■ Work instructions
Take the records below and copy them exactly.

■ Dataset rows for apps and sites
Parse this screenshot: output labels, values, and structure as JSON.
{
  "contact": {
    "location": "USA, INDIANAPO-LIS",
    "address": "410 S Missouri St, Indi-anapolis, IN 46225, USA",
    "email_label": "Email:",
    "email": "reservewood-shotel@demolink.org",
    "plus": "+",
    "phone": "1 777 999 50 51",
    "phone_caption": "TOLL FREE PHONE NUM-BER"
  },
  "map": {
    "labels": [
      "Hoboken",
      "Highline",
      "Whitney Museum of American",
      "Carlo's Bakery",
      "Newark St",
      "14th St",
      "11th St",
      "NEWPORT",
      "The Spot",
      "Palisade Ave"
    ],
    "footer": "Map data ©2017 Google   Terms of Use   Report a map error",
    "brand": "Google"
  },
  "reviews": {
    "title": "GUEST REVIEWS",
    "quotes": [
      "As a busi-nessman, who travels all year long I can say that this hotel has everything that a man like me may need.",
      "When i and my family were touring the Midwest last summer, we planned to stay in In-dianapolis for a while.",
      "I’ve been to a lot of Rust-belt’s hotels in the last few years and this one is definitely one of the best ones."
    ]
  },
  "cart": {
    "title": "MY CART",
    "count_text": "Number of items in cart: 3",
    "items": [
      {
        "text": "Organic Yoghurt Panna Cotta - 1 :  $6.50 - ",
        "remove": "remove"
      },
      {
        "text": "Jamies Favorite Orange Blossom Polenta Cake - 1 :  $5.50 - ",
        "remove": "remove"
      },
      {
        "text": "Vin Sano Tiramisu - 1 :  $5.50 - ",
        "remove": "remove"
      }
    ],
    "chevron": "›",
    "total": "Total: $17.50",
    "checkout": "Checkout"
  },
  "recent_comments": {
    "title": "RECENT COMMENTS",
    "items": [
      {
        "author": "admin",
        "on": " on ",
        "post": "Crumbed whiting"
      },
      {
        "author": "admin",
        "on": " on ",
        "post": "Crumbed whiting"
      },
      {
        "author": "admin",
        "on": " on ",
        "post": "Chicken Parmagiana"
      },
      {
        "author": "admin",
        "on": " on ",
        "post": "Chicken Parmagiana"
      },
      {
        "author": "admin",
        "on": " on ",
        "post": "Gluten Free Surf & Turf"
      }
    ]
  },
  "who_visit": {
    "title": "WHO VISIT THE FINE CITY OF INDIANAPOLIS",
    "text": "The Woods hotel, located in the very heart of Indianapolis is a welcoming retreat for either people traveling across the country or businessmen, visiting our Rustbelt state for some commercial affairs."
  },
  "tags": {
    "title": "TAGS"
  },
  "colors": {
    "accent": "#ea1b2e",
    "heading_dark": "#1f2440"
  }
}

■ Response to this exercise
Parse this screenshot: output labels, values, and structure as JSON.
{
  "contact": {
    "location": "USA, INDIANAPO-LIS",
    "address": "410 S Missouri St, Indi-anapolis, IN 46225, USA",
    "email_label": "Email:",
    "email": "reservewood-shotel@demolink.org",
    "plus": "+",
    "phone": "1 777 999 50 51",
    "phone_caption": "TOLL FREE PHONE NUM-BER"
  },
  "map": {
    "labels": [
      "Hoboken",
      "Highline",
      "Whitney Museum of American",
      "Carlo's Bakery",
      "Newark St",
      "14th St",
      "11th St",
      "NEWPORT",
      "The Spot",
      "Palisade Ave"
    ],
    "footer": "Map data ©2017 Google   Terms of Use   Report a map error",
    "brand": "Google"
  },
  "reviews": {
    "title": "GUEST REVIEWS",
    "quotes": [
      "As a busi-nessman, who travels all year long I can say that this hotel has everything that a man like me may need.",
      "When i and my family were touring the Midwest last summer, we planned to stay in In-dianapolis for a while.",
      "I’ve been to a lot of Rust-belt’s hotels in the last few years and this one is definitely one of the best ones."
    ]
  },
  "cart": {
    "title": "MY CART",
    "count_text": "Number of items in cart: 3",
    "items": [
      {
        "text": "Organic Yoghurt Panna Cotta - 1 :  $6.50 - ",
        "remove": "remove"
      },
      {
        "text": "Jamies Favorite Orange Blossom Polenta Cake - 1 :  $5.50 - ",
        "remove": "remove"
      },
      {
        "text": "Vin Sano Tiramisu - 1 :  $5.50 - ",
        "remove": "remove"
      }
    ],
    "chevron": "›",
    "total": "Total: $17.50",
    "checkout": "Checkout"
  },
  "recent_comments": {
    "title": "RECENT COMMENTS",
    "items": [
      {
        "author": "admin",
        "on": " on ",
        "post": "Crumbed whiting"
      },
      {
        "author": "admin",
        "on": " on ",
        "post": "Crumbed whiting"
      },
      {
        "author": "admin",
        "on": " on ",
        "post": "Chicken Parmagiana"
      },
      {
        "author": "admin",
        "on": " on ",
        "post": "Chicken Parmagiana"
      },
      {
        "author": "admin",
        "on": " on ",
        "post": "Gluten Free Surf & Turf"
      }
    ]
  },
  "who_visit": {
    "title": "WHO VISIT THE FINE CITY OF INDIANAPOLIS",
    "text": "The Woods hotel, located in the very heart of Indianapolis is a welcoming retreat for either people traveling across the country or businessmen, visiting our Rustbelt state for some commercial affairs."
  },
  "tags": {
    "title": "TAGS"
  },
  "colors": {
    "accent": "#ea1b2e",
    "heading_dark": "#1f2440"
  }
}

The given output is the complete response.